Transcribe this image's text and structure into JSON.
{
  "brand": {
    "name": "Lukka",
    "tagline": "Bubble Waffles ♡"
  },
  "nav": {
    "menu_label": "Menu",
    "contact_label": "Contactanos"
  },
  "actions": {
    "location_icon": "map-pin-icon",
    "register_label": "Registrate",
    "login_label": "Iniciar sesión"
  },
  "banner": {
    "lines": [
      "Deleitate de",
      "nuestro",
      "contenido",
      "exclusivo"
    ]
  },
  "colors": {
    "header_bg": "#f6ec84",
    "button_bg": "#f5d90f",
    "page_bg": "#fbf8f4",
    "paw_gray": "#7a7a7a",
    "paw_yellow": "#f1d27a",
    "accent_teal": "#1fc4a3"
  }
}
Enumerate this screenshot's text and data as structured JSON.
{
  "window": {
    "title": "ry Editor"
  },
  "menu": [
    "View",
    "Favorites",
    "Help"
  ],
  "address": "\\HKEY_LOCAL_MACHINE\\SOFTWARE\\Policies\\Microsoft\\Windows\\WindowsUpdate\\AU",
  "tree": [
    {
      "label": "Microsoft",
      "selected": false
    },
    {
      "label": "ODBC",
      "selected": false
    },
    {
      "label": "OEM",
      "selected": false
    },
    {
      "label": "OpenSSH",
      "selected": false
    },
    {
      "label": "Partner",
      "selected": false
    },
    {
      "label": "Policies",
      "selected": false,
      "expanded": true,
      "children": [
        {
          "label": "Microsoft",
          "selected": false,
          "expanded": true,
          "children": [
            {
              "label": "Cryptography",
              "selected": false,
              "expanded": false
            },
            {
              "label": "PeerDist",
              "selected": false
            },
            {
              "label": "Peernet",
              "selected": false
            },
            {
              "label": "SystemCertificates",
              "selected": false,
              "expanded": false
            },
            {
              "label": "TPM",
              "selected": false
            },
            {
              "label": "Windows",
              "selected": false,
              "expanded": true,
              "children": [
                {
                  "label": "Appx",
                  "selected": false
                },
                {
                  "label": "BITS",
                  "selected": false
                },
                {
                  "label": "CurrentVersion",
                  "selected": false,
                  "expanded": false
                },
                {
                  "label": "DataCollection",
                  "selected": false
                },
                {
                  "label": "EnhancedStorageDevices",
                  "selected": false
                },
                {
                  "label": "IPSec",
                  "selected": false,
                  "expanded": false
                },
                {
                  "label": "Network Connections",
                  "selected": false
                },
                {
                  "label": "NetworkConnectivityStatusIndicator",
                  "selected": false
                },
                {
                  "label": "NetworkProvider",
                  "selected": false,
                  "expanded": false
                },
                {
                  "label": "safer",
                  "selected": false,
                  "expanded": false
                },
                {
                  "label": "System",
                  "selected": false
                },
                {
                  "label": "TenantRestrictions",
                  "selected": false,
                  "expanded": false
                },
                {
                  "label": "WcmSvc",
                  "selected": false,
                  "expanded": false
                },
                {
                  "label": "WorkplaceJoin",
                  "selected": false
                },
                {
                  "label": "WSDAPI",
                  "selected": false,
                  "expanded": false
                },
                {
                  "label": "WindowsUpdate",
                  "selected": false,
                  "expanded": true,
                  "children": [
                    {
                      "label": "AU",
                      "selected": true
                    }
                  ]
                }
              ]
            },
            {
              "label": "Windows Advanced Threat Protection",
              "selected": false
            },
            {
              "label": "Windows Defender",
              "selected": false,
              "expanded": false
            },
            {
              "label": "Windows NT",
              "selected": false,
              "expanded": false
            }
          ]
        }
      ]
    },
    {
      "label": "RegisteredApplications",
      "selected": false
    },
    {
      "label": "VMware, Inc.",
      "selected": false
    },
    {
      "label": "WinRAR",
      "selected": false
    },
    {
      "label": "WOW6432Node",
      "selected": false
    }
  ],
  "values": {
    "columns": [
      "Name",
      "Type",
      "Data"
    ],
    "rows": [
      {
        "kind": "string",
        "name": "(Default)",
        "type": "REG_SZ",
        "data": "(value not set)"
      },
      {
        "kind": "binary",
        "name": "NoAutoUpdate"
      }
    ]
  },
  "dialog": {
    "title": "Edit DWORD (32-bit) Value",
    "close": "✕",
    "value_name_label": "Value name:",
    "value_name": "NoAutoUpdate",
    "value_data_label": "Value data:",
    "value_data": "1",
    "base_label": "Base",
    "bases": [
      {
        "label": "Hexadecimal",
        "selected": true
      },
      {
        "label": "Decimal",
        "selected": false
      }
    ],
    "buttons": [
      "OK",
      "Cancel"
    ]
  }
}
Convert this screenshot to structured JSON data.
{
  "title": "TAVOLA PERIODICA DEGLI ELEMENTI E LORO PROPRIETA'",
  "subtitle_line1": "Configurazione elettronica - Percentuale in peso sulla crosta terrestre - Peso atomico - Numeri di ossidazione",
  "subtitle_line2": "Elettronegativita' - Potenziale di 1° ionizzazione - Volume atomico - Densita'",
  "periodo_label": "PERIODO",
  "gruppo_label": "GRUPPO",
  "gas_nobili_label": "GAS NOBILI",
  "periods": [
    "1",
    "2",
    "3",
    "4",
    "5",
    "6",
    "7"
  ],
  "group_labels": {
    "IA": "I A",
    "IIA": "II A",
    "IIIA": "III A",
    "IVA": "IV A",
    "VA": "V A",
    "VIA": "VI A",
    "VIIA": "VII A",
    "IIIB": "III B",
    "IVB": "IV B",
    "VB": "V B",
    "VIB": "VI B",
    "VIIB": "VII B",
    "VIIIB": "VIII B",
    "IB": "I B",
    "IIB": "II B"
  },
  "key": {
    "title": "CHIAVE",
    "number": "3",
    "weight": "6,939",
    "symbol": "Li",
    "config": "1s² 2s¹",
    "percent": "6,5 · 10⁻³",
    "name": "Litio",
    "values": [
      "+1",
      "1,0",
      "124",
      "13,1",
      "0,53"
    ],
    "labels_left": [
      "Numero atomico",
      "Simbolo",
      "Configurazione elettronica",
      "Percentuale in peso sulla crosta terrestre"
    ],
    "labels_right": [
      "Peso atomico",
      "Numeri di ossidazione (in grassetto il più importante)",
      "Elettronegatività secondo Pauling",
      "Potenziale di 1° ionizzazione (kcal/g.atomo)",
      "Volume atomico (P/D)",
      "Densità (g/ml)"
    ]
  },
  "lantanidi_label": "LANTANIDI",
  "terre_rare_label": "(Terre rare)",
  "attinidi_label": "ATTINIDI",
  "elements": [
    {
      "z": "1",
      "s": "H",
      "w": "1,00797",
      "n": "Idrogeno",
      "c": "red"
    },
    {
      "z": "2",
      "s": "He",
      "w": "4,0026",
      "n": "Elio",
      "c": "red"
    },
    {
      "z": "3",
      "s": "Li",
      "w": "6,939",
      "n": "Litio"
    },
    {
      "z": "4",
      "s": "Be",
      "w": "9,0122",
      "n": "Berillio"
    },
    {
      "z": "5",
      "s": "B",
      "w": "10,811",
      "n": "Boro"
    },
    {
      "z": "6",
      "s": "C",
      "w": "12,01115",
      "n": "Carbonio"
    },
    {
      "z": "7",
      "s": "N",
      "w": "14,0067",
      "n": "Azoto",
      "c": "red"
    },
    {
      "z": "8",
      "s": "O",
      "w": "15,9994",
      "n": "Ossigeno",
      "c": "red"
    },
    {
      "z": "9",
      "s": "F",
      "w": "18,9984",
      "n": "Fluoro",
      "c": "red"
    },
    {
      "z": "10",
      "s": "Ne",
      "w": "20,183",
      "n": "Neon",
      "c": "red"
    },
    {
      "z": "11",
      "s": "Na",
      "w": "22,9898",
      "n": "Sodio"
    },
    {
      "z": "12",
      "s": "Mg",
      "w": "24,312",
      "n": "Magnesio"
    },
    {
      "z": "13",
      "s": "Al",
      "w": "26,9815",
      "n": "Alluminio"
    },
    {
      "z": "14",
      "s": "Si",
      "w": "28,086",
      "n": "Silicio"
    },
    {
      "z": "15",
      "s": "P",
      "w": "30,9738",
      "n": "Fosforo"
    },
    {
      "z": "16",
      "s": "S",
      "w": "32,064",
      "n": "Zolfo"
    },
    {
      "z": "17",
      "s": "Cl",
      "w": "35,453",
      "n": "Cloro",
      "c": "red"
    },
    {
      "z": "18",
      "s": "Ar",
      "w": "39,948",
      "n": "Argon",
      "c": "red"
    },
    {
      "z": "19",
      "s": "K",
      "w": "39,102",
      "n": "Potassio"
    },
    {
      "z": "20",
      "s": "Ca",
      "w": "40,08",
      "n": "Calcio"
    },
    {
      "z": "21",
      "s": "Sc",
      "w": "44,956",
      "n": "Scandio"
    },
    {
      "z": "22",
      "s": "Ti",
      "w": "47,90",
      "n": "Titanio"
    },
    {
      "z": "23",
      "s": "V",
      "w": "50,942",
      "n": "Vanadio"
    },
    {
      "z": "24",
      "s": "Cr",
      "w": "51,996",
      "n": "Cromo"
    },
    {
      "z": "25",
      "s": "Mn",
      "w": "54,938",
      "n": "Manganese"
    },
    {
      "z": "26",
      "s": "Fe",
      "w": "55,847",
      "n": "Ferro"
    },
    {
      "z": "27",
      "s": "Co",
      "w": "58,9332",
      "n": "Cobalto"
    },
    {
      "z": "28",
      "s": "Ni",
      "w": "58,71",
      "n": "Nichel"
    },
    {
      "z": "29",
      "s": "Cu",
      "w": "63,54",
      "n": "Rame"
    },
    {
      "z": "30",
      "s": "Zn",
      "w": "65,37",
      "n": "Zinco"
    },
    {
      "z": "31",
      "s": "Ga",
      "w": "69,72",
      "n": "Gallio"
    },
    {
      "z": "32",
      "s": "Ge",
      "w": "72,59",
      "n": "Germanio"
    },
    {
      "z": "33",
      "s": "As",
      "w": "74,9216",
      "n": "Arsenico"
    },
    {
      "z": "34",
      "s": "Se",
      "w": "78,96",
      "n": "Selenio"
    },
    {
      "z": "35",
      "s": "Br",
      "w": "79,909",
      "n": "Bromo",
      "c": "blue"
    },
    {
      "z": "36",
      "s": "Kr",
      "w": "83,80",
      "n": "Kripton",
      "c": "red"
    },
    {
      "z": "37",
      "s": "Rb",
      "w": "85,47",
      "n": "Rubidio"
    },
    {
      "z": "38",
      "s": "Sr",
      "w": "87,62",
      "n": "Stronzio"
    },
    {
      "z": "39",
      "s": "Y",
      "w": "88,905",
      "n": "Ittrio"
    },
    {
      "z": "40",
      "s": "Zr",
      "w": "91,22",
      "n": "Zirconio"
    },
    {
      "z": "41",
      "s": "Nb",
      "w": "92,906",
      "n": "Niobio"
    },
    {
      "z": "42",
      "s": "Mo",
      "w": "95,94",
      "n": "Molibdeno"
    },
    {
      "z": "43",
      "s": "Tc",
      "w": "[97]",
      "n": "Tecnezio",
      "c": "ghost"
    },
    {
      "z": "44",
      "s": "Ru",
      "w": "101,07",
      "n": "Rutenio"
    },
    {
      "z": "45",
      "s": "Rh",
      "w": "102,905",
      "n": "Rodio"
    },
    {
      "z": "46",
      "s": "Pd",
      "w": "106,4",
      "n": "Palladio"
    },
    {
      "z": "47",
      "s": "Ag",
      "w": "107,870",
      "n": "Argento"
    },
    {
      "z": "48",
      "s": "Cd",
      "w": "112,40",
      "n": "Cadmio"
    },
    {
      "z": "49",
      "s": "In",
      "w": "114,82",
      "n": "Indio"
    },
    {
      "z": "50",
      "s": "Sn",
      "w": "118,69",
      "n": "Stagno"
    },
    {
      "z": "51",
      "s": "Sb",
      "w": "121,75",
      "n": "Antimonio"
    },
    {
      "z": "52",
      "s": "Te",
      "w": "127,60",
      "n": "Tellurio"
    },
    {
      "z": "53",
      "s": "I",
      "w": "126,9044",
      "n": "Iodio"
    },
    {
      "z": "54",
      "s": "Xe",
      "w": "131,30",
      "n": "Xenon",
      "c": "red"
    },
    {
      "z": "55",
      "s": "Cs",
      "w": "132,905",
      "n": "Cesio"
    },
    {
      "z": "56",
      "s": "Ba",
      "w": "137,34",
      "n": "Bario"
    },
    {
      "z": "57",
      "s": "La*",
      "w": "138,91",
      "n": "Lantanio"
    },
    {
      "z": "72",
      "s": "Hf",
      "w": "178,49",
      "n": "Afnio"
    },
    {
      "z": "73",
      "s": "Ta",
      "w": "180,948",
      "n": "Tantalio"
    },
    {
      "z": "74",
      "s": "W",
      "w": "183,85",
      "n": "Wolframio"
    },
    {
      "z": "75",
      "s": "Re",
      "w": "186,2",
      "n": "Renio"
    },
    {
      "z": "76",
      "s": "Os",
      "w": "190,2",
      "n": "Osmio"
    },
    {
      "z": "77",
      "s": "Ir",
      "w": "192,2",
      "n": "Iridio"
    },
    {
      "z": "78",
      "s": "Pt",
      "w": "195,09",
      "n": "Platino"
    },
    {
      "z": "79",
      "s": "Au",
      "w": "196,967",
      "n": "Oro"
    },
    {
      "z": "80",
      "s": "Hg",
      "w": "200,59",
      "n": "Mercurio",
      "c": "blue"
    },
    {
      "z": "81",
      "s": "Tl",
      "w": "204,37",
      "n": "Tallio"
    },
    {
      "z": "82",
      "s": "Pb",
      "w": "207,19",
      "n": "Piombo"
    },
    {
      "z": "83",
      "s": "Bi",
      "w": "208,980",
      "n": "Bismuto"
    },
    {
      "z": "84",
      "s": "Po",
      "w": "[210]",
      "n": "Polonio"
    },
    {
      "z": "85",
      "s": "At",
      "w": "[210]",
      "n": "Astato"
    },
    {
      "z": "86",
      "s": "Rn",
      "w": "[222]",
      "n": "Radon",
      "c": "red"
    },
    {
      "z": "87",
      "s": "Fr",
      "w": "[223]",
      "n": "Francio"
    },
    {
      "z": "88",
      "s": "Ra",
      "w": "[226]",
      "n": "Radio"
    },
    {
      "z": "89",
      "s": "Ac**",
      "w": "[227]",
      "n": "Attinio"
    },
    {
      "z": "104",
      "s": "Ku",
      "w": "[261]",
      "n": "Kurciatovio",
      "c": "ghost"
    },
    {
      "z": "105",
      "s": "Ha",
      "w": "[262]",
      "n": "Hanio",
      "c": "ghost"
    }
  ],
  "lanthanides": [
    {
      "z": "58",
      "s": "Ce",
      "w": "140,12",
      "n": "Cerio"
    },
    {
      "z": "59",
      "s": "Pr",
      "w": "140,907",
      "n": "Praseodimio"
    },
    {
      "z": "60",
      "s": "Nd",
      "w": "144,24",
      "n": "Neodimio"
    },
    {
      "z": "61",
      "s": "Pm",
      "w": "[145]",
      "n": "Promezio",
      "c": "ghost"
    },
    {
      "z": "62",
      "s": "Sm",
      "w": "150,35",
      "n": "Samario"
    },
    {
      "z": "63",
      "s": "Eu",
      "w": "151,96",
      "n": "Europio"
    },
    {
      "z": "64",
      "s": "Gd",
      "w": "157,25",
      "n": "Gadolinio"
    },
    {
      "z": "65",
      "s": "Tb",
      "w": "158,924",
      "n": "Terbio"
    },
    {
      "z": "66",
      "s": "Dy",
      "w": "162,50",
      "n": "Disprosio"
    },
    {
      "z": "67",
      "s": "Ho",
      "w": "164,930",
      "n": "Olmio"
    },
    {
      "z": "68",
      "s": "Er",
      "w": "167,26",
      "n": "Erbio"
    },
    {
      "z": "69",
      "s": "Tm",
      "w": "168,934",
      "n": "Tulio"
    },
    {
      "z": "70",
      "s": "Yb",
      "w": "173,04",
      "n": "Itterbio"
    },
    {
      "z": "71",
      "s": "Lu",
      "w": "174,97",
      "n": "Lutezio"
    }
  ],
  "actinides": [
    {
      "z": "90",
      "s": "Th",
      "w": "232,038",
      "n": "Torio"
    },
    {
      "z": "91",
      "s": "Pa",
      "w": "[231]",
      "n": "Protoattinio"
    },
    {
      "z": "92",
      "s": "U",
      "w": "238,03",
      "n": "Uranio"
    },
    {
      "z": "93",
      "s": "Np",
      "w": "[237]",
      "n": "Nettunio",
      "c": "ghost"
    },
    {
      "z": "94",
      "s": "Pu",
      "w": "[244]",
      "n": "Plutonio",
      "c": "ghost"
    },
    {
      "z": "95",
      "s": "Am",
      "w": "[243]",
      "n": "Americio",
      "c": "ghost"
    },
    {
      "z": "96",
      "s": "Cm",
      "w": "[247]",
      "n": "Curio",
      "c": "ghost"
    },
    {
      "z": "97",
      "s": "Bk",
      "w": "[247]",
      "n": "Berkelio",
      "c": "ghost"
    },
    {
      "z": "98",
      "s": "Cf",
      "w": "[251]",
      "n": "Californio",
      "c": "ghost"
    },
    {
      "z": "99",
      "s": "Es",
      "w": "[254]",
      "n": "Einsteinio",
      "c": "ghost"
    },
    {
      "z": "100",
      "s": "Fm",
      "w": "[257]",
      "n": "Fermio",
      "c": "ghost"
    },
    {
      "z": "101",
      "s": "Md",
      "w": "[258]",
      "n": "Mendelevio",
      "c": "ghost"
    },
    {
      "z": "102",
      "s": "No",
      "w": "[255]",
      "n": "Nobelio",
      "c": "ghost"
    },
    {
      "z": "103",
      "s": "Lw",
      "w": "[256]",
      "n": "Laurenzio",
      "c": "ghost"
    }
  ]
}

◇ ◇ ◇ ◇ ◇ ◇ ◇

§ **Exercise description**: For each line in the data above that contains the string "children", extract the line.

§ **Result**:
      "children": [
          "children": [
              "children": [
                  "children": [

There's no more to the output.